"The commitment to the Windsor plant is unwavering," he said, but added the company still needs to find a replacement for the Dodge Caravan in the next two to two-and-a-half years.
"The replacement of the Caravan will be a Caravan-like vehicle," Marchionne explained. "I need another minivan. It's going to be inline with the Pacifica architecture."
"The platform that was installed in Windsor to deal with the Pacifica is a world-class platform," he added "I think it's capable of utilization beyond its current use in the minivan. I think there are plans in place to try to take another product into it. For now we'll wait until the plan."
U.S. NAFTA proposal should be 'retuned'
Marchionne also spoke a U.S. proposal that would require vehicles to have 85 per cent North American content to avoid paying a tariff.
The CEO said he believes there may still be some room for negotiation when it comes to that number.

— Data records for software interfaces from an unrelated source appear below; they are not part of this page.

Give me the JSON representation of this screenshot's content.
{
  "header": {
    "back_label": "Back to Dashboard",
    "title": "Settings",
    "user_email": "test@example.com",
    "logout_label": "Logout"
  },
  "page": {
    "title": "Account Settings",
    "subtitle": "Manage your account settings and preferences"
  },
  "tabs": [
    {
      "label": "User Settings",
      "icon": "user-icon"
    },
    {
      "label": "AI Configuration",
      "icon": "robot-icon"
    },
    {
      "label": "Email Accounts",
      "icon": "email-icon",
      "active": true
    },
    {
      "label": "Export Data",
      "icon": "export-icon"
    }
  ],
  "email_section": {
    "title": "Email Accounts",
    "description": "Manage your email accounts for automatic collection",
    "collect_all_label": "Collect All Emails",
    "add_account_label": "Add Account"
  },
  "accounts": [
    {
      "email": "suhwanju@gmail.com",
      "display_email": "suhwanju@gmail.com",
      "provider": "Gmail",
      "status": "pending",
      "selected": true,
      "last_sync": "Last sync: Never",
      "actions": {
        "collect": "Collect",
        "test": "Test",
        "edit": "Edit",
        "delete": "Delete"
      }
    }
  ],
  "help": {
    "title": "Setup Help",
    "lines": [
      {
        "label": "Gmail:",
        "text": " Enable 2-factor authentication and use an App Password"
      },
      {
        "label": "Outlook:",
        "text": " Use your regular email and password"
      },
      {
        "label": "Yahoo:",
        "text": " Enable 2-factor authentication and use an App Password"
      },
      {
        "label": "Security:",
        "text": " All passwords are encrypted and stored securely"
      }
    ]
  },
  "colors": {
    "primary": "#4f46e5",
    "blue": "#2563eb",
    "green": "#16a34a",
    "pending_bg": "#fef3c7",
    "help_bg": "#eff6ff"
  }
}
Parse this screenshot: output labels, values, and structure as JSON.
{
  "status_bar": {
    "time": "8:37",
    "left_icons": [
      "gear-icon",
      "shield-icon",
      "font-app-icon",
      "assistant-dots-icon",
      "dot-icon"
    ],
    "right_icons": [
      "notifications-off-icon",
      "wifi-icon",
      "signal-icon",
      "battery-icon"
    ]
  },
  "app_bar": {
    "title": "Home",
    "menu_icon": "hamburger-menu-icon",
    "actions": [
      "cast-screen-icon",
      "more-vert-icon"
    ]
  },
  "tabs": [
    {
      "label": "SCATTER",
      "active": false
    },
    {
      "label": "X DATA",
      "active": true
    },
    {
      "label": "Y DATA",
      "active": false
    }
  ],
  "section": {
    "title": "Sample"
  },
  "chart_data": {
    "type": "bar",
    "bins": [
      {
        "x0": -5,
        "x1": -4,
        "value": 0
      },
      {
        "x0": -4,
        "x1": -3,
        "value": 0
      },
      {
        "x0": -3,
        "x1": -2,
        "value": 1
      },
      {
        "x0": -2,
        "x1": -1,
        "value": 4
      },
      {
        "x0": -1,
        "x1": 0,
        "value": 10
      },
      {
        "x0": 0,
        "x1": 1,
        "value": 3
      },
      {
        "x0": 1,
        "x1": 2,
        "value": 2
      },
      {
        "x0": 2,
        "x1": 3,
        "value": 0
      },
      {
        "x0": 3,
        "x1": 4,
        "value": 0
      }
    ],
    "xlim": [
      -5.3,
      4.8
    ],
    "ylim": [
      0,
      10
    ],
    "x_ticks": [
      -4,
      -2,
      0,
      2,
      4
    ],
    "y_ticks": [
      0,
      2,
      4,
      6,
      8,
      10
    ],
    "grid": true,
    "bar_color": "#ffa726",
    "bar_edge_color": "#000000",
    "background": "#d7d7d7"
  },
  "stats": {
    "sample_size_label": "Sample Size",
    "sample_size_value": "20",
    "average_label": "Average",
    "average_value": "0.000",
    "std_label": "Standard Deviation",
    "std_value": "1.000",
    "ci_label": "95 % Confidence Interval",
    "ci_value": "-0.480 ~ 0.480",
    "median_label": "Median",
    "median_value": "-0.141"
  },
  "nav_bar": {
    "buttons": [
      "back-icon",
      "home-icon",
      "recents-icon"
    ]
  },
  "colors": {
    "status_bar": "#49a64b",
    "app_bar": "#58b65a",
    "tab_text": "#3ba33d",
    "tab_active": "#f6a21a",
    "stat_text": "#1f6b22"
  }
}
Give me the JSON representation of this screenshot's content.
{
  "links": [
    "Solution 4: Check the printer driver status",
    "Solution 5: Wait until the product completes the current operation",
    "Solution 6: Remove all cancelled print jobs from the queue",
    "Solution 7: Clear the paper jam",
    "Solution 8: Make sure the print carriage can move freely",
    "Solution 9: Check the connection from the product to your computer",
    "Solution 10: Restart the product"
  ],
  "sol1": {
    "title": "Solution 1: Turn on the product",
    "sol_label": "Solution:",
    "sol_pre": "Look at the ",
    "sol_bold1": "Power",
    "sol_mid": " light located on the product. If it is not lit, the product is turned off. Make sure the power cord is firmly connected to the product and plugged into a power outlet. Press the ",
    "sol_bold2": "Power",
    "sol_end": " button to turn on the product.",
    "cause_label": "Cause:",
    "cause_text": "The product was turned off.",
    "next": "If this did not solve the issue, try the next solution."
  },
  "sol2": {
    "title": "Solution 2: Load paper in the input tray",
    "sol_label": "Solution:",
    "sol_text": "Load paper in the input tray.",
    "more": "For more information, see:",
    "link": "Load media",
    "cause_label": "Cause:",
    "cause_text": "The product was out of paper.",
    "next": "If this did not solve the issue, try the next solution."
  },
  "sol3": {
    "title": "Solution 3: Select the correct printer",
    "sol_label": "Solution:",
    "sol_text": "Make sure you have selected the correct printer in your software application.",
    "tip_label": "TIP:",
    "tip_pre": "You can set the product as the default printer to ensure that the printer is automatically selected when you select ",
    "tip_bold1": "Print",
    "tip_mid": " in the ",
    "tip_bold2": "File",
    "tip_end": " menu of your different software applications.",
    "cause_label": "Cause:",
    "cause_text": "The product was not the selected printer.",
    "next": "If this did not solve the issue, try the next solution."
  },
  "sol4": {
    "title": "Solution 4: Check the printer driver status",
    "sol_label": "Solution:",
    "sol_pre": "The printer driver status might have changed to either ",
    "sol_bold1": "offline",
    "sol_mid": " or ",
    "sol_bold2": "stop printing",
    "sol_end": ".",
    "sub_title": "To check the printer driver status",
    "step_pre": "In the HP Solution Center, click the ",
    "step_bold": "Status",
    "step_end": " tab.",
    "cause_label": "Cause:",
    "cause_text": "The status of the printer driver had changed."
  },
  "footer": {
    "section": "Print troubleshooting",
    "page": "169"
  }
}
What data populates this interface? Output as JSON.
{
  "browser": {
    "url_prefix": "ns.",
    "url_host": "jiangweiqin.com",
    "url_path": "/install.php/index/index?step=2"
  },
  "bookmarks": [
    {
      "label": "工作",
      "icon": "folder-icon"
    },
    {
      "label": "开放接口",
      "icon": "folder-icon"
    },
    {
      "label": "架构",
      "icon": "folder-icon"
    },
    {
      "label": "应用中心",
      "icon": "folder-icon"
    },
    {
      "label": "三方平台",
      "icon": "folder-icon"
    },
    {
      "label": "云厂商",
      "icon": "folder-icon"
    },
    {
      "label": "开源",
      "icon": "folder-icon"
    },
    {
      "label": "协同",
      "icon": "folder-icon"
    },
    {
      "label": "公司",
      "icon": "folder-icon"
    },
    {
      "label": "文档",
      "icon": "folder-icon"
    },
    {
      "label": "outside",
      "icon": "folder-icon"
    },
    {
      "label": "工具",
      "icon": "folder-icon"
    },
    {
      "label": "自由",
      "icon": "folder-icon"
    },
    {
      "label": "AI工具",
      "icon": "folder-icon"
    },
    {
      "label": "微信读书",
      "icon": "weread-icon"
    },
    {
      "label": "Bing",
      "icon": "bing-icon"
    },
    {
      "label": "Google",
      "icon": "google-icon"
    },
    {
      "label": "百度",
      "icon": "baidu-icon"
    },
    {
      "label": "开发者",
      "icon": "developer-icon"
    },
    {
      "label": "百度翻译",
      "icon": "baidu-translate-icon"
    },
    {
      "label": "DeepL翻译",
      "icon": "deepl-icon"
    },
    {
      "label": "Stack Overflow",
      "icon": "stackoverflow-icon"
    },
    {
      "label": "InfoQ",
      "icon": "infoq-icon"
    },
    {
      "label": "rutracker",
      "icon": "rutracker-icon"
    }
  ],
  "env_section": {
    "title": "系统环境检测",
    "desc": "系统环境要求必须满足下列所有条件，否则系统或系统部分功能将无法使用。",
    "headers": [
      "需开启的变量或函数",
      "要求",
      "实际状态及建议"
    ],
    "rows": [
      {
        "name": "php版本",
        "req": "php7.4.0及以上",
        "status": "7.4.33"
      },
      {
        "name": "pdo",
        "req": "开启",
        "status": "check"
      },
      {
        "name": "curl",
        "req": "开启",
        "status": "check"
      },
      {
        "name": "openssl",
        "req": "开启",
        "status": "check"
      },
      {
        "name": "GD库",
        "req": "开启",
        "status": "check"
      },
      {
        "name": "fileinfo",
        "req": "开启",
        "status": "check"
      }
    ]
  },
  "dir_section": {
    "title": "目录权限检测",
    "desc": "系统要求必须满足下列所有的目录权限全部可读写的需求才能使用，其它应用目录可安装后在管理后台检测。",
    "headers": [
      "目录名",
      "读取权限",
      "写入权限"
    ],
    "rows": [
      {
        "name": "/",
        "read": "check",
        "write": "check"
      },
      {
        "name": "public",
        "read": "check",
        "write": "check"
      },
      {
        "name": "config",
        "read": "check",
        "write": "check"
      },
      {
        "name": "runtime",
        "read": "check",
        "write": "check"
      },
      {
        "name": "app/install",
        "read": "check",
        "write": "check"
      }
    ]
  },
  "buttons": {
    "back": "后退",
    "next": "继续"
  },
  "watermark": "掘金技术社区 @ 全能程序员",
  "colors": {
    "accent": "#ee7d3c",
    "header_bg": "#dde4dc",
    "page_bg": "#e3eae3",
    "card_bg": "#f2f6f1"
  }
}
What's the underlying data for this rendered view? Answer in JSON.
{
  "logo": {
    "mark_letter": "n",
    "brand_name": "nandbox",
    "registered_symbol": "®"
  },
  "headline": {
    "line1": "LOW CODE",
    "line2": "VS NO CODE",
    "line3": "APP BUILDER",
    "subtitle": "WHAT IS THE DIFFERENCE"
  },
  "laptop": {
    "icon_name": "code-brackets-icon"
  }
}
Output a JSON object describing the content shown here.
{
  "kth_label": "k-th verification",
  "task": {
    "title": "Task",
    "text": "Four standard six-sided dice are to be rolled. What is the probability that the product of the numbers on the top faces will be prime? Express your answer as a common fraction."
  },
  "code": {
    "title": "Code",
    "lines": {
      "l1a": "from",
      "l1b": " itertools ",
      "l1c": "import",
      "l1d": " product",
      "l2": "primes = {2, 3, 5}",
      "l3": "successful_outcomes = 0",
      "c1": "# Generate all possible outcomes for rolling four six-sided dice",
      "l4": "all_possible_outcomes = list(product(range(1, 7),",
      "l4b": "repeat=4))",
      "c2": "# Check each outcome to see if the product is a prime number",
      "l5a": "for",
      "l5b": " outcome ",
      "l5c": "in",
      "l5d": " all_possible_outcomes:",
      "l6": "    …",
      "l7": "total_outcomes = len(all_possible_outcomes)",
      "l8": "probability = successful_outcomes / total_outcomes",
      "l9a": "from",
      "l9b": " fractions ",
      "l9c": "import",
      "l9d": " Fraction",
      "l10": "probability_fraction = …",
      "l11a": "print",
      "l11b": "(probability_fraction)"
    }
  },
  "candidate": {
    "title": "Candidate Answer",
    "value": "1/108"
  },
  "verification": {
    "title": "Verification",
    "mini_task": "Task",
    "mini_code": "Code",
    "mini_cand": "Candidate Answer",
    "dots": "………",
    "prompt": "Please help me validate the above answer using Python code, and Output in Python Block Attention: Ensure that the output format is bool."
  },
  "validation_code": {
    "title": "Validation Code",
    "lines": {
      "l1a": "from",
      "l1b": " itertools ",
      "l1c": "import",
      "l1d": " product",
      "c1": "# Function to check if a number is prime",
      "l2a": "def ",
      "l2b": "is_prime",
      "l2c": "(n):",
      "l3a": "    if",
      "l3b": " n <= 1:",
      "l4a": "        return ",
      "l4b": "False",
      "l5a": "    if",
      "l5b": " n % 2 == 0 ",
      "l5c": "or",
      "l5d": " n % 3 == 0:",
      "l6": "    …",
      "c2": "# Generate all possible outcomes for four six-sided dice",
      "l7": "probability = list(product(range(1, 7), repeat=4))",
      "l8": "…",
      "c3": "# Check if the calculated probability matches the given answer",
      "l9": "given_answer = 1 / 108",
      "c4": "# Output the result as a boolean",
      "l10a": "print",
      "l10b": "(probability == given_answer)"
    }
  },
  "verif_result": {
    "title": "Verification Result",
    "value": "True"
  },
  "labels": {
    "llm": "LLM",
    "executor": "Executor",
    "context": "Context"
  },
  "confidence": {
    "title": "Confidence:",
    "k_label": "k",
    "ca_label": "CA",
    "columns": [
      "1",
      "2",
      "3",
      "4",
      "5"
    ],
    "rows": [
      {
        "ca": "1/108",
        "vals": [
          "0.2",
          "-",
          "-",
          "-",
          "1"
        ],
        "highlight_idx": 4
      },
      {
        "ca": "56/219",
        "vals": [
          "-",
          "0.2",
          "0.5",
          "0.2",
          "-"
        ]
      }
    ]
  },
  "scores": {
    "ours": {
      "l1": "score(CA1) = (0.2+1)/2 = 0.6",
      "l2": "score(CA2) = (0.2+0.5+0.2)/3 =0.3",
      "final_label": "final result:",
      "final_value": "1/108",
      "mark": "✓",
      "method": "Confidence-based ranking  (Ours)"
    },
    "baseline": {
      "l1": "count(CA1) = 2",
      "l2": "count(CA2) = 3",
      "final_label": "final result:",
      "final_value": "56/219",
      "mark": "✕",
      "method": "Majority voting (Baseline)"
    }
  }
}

"I sincerely hope that some of these demands that are being pushed by the U.S. administration are going to be retuned."
I'm hopeful, confident may be too far, but I'm hopeful [there is] a more rational number going forward.- Sergio Marchionne, FCA
He said the figure was part of a series of initiatives from the Trump administration to "realign" its interests in NAFTA.
Although Machionne said he "can't imagine what a world without NAFTA looks like," he understands how the U.S. could feel slighted by the trade agreement.
That's why he believes FCA has "done the right thing" by investing more than $1 billion to bring the Ram Heavy Duty truck from Mexico to Warren, Mich. and giving all 60,000 hourly and salaried employees a $2,000 bonus, Marchionne added — something the company hopes addresses the president's concerns about moving American jobs to other countries.
"I'm hopeful, confident may be too far, but I'm hopeful [there is] a more rational number going forward, and if it is more rational I think we'll be able to make the standard," Marchionne added. "But I think we need to wait until this thing is over."
with files from Reuters